“Artistic talent is a God-given gift,” says Brian Shaw ’90, associate professor of art and department chair. “In Exodus 31 we read about a man named Bezalel who was given the gift of artistic design from God so that he might build God’s temple.” It’s the first biblical example of God granting this kind of talent to someone, and Bezalel uses it for its explicit purpose: giving it back to God. Shaw has used his own considerable talent to give back, having illustrated children’s books for Sea World and the Smithsonian Institution, among others. He also has paintings on display around the nation.
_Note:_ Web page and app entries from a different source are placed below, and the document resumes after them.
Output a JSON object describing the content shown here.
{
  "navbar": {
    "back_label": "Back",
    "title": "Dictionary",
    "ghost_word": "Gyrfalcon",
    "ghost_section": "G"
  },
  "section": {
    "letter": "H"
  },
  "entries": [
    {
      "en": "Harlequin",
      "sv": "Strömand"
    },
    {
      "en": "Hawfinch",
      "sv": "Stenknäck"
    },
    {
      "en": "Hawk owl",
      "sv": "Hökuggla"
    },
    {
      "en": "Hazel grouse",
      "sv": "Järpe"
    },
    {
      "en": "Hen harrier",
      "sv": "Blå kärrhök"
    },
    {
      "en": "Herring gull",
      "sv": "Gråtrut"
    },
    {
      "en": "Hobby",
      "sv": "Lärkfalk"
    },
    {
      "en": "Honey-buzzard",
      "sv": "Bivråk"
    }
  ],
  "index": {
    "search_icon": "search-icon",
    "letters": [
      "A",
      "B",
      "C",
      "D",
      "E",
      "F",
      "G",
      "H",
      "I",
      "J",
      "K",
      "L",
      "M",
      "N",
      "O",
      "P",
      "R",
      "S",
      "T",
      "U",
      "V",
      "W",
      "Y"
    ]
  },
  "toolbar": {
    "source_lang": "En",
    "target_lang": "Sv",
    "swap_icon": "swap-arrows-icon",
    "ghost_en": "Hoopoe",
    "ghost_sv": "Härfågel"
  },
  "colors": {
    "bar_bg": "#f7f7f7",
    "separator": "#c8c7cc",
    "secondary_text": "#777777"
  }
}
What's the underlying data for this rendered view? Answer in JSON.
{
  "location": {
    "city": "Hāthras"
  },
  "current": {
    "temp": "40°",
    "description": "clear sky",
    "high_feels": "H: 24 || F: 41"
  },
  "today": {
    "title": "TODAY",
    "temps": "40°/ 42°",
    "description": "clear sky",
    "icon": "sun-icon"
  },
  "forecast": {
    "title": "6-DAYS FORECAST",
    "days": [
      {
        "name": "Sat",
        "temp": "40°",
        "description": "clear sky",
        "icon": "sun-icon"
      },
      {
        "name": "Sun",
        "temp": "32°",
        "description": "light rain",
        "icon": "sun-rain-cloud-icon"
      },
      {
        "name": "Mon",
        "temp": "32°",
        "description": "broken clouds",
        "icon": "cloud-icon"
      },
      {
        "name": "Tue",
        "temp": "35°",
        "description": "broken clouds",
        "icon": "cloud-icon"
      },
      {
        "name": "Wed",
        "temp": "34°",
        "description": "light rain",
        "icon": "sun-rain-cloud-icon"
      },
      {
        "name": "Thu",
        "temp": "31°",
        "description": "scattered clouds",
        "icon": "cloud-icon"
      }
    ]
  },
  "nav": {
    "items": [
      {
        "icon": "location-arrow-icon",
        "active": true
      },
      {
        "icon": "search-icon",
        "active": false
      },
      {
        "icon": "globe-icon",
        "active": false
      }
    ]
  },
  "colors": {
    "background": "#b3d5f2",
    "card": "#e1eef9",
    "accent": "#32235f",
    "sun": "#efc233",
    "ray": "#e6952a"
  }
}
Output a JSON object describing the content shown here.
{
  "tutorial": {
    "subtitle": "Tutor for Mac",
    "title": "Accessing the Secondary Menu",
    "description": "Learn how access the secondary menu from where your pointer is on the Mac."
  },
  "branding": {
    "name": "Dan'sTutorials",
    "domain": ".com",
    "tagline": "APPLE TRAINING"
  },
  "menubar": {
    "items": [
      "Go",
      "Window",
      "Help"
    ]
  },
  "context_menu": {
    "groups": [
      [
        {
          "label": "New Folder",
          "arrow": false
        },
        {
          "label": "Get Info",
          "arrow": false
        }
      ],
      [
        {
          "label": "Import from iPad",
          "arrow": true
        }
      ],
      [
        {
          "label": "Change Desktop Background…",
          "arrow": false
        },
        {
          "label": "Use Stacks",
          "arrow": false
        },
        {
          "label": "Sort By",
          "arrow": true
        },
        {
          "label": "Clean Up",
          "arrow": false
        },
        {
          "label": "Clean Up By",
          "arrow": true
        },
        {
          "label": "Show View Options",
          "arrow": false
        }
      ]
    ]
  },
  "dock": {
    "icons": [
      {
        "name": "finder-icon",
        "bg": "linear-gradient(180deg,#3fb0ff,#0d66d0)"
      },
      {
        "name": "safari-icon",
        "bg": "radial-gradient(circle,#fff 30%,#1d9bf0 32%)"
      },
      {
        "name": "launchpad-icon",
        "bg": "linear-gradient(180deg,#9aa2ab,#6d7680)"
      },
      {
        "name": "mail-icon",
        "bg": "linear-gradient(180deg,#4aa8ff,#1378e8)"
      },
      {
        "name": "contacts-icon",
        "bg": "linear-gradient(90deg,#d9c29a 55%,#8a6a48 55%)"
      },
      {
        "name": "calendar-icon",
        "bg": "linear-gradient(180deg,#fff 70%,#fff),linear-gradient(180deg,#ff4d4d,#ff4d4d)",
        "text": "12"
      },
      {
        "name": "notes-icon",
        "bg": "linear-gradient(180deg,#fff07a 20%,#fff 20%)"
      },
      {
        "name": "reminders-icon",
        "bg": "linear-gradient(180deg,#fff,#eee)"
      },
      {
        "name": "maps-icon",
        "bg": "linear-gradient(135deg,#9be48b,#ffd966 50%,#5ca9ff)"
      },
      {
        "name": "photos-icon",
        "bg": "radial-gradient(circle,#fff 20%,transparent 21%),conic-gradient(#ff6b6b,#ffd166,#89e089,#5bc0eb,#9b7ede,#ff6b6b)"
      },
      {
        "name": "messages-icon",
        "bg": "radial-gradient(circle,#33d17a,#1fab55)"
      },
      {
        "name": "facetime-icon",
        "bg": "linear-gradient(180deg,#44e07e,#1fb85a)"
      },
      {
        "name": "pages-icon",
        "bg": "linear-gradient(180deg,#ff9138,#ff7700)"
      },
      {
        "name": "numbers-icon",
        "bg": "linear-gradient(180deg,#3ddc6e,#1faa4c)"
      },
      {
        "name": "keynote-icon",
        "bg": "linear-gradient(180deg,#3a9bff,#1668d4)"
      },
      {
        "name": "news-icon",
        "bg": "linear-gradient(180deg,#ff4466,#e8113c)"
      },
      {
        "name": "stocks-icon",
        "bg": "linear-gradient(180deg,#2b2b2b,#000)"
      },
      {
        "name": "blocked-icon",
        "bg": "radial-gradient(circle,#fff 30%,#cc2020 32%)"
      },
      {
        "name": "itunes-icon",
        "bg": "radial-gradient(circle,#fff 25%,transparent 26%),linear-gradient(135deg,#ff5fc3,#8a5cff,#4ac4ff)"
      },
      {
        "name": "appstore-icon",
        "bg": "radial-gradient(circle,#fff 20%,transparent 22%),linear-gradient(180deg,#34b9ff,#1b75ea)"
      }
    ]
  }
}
He sees that same potential for success in the students who matriculate in his department. “If their portfolios are excellent, they won’t have any trouble getting work in the commercial arts.” So while technique and skill are crucial for artistic expression of any kind, the basic principles of creative thinking are highly desired by employers. “Creative talent doesn’t always come naturally,” adds Shaw, “but I believe if you really want it, you can train and practice and become a very creative individual.” With instruction from professors like Shaw, Dr. Brown and all of their colleagues, students of SAU’s art and music programs have the chance to be more than subcreative individuals; they have the God-given talent to be demonstrably wise and successful, serving and worshiping God using their gifts to witness.